Hand Stitching: How to Understand a Simple Hand Stitch Pattern
There’s something innately special with sewing stitches that is absent in machine stitching. It is the indescribable feeling of joy once you get immersed so much so that you feel like hand stitching on everything. You will find yourself wanting to carry your needle, thread, and scissors whenever you go and steal some minute in-between the other chores to sewing something up.
Stitching by hand is a pleasantly addictive art, and the more you learn a new style, the greater your liking towards it. You will want to be the best in practically every basic stitching pattern; Whip stitch, Catch stitch, Basting Stitch, Overcast and all the others. And the real icing on the cake is when you finally do simple crafts and hand stitching patterns, produce marvelous finishes and earn thousands of Likes on Instagram!
Such is how gratifying hand stitching is!
How about understanding simple hand stitching patterns, it is hard?
Of course, you can’t sew your clothes, create beautiful crafts or even undertake any sewing project before having a firm grasp of basic hand stitching. But if you thought having perfect know-how of any simple hand stitching pattern alone, or perhaps by reading through embroidery books, think again.
It might turn out to be hard and daunting starting off on your own, even when you have the essential hand stitching tools. But to help you understand simple hand stitching patterns, here is a simple guideline worth following:
- Whip Stitch

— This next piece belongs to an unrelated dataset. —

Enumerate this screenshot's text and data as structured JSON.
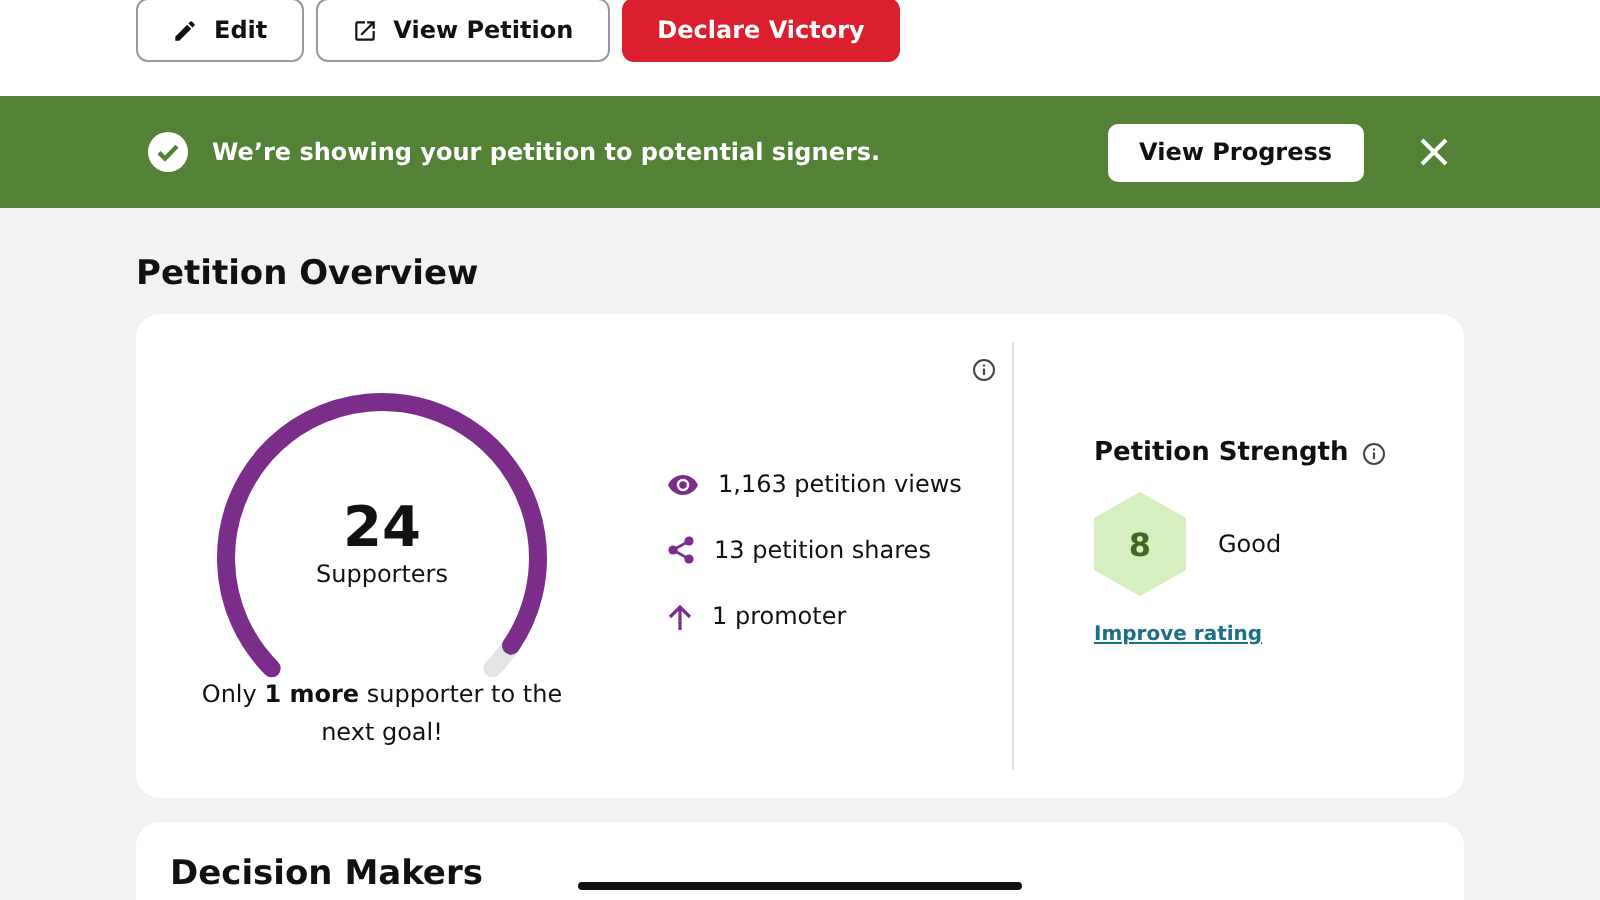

Let’s start with the most straightforward hand stitching technique on the planet. Whip Stitch consists of short, diagonal stitches, those typically used in embroidery. Use a double thread and follow the following steps:

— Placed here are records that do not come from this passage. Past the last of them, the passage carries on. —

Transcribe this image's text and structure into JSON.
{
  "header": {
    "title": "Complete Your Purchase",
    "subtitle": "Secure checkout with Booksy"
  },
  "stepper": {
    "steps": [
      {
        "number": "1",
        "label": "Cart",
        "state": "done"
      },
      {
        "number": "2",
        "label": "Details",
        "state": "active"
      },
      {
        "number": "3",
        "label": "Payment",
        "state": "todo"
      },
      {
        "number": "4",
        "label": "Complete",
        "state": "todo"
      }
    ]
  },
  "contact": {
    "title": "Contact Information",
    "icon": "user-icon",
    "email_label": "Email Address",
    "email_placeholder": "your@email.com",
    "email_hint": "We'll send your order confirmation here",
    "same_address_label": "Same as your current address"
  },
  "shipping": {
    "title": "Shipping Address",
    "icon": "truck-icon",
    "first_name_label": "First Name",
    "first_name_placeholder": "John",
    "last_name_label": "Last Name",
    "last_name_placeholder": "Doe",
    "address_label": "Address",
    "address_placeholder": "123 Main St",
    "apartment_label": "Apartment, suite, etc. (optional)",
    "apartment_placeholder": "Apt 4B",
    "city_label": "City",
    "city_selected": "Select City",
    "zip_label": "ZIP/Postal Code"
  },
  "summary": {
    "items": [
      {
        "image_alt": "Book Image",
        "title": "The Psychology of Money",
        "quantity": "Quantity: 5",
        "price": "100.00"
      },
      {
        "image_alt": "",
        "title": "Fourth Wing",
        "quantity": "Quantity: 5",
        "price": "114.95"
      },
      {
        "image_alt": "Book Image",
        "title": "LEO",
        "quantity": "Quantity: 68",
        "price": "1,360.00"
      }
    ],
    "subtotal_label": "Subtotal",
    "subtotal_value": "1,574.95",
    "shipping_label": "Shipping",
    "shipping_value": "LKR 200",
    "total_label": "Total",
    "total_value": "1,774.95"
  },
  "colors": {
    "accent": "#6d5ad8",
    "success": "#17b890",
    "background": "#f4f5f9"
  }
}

- Pull the needle through the top fabric, ensuring the knot is held right inside the two tightly-held-together pieces of cloth.
- Now, pierce through the bottom fabric, exiting at the very place you started on the other fabric. This will ensure both stitches are in place.
- Next, follow the same procedure above and create a diagonal stitch at the rear. While doing this, the needle should exit from the top (since you pierced from the bottom) so that the two are firmly held together.
- Keep following this procedure until you are done whereby you lock in the stitches.
o Catch Stitch
With its crisscross stitches that look beautiful when the color of the thread contrasts with the fabric, Catch Stitch is ideal for circular garments like tablecloths. To learn this stitch;
- Start sewing from the opposite end of your usual starting point and be sure to tighten the stitch.
- Your first diagonal stitch should start from where you begin knitting; ideally where the needle popped out from.
- Your next diagonal stitch is right after the needle has pierced through the fabric to the bottom and immediately pierced back to the same point. After that, you stitch another diagonal to complete your first pattern.
- You will keep following the same pattern until you’re done.
o Running Stitch
Yet another simple, familiar hand stitch pattern, Running Stitch is somewhat straightforward to do. You can do this using a machine, but that’s when you can afford one. You are a fast stitcher, follow the following steps:
First, decide on your preferred stitch length.
With the fabric well evened out and tightly held, take the needle in and out to create an incomplete line of stitches.
Stitches should be equidistant.
Once done, lock in the stitches and release the fabric.
Other hand-stitching patterns worth giving a shot are:
Overcast stitch when you need to firmly ensure the edges of a piece of fabric don’t unravel.
Ladder stitch when you require to create hidden seams in-between two fold edges.